To come to that conclusion, I used a slew of articles and columns, and I recommend you read them to help you with your decision.
Here's a good column from our Hardware Tips guy, Kirk Steers. The question he poses--and answers--is "Can You Postpone That New PC Purchase?" Scroll through it and you'll find help determining the components you're most likely to need to justify a new PC. You'll also get Kirk's take--his "rules of thumb"--for whether a CPU upgrade is worth the money.
And in "Do You Need a New PC or Just a New Motherboard?" Kirk gives you some more of his hardware insights. He explains the importance of a systemboard's form factor of (something I didn't think about); talks about choosing the right CPU; and shows you how to figure out how many slots, ports, and connectors you ought to have.
Quick quiz: When's the only time you can use "motherboard" instead of "systemboard" at PC World? When the copy editor is dozing. [Note to Copy Editor: Keep snoozing.]
Dig This: The best I could do on Escape, a tough and deeply annoying game, was 9 seconds. I could probably do better with my eyes closed. You'll find out right away that bumping the black frame ends the game. [Thanks to D. Littlefield, who reports a equally annoying score of 55+ seconds.] [Note from Editor: It's highly addictive. I spent the afternoon playing this and got nothing done.]
Here are two older articles that you may find useful in making your decision (I did). You need to pay attention to the concepts and advice about making the upgrade vs. new decision, rather than to specific product recommendations.
For instance, in "Upgrade or Buy A New PC?" Stan Miastkowski, whose name still isn't easy to pronounce, talks conceptually about "How Old Is Too Old?" and "When to Buy New." Unlike Stan, the topic has aged well.

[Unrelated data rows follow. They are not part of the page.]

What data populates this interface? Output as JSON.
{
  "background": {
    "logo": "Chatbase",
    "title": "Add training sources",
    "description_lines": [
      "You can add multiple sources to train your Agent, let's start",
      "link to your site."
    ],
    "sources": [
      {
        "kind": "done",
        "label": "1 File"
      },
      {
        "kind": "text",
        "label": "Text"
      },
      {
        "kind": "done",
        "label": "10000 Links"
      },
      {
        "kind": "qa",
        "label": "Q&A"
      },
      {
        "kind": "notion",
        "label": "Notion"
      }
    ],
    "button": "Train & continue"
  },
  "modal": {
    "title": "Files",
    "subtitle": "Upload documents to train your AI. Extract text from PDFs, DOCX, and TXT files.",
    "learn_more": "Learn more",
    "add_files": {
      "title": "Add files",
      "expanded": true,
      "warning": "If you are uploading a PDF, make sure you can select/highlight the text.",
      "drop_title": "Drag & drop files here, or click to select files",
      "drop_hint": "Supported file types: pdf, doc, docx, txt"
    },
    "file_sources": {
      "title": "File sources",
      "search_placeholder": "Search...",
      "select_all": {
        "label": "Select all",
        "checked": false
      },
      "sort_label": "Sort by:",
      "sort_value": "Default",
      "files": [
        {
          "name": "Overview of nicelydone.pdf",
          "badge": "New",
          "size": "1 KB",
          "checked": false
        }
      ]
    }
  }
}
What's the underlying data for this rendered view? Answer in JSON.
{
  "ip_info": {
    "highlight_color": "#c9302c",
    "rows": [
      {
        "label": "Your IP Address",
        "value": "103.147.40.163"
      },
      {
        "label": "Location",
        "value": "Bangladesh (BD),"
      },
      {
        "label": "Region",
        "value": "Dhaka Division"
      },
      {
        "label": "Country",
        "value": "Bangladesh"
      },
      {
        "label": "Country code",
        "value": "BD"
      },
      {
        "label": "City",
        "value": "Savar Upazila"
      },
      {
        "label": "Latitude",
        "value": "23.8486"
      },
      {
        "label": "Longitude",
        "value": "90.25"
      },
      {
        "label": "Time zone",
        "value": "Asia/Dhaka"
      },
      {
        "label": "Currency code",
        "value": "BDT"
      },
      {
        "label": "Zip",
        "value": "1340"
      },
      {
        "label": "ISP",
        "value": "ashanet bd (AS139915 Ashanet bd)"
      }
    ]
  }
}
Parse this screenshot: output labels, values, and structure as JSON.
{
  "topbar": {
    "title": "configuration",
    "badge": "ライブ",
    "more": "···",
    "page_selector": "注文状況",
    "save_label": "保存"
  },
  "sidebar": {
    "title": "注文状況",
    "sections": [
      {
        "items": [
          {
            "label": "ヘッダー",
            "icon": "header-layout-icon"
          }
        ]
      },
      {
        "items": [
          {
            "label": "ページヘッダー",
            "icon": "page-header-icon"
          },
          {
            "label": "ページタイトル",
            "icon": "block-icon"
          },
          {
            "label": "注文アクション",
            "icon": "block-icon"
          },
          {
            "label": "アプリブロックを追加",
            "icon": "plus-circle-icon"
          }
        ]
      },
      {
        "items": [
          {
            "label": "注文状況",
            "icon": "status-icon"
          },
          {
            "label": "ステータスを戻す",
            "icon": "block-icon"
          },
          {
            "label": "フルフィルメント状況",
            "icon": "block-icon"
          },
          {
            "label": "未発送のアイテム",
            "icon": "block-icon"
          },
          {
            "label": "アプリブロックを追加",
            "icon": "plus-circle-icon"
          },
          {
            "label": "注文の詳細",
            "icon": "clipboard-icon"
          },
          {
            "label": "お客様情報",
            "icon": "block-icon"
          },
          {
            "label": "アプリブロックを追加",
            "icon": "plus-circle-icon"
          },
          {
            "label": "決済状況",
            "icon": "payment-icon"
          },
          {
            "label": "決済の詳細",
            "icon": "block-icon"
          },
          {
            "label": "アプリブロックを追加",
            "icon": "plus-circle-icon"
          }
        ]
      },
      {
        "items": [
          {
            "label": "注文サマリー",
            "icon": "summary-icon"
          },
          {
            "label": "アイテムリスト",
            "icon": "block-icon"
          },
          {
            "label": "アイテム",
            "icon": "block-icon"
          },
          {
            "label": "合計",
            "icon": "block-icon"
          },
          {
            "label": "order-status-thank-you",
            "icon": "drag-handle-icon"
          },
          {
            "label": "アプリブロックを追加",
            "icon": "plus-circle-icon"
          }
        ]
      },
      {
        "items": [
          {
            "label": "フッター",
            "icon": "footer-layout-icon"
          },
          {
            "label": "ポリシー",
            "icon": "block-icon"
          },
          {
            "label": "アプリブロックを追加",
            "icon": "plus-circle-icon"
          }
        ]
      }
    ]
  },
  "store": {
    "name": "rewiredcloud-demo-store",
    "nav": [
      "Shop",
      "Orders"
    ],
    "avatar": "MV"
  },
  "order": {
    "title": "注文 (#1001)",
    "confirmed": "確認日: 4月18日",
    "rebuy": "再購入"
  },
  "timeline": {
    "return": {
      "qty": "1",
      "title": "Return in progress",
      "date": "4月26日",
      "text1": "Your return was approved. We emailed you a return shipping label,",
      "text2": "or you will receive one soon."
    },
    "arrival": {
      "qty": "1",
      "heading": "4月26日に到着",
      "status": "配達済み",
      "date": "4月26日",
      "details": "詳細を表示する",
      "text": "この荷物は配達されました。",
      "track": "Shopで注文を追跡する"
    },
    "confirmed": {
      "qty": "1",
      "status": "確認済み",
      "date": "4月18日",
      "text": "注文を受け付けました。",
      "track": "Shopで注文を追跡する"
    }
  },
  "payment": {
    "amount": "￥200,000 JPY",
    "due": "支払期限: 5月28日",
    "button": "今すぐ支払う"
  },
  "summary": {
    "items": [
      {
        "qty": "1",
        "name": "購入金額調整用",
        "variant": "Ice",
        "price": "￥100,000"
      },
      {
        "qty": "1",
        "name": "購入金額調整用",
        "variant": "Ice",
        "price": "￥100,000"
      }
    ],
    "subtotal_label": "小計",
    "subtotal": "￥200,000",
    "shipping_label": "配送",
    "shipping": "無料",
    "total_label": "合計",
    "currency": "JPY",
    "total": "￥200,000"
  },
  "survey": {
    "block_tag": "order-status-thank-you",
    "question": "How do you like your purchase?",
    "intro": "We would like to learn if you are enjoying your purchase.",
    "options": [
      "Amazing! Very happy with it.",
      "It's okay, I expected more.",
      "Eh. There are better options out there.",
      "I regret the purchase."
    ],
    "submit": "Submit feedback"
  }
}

On the notebook end of things, Jim Martin helps you decide on a notebook in "Upgrading vs. Buying New." Again, the article is old, but the buying advice is still sound. For example, Jim explains that if your notebook "doubles as your desktop machine and you absolutely need the fastest mobile processor available, upgrading probably isn't for you." There are plenty of other worthwhile tips in the piece.
When to Buy
If you're leaning towards buying a new system now, consider this: Tom Mainelli says you should wait. He thinks Intel's PCI Express will make your computing life faster, slicker, and cooler. Probably, Tom, but not everyone's got your patience. But I think you need to see what Tom has to say in "Don't Buy Your Next PC Just Yet. Honest." His argument, if you can cool your heels, is compelling.
My sense--and attitude--is to upgrade when you're ready. Don't wait for the promise of a hot new, well, anything. Live your computing life in the here and now, existentially speaking, despite what you're going to read in the next few paragraphs. And you can quote me on that.
Dig This: You know those "Dummies" books? One of them seems to have run into a little trouble.
How to Buy
If you haven't bought a new PC in a while, take a refresher course and read "How to Buy a Desktop PC." The four-part article includes an overview and a handy chart that reveals the specs you need to pay attention to when buying.
Bargain hunters and cheapskates will do well to read "PCs For Sale. Cheap!" Laurie McLaughlin helps you avoid being taken for a ride by unscrupulous dealers.
Next week: Upgrading tips and how I maintained domestic tranquility in the Bass household.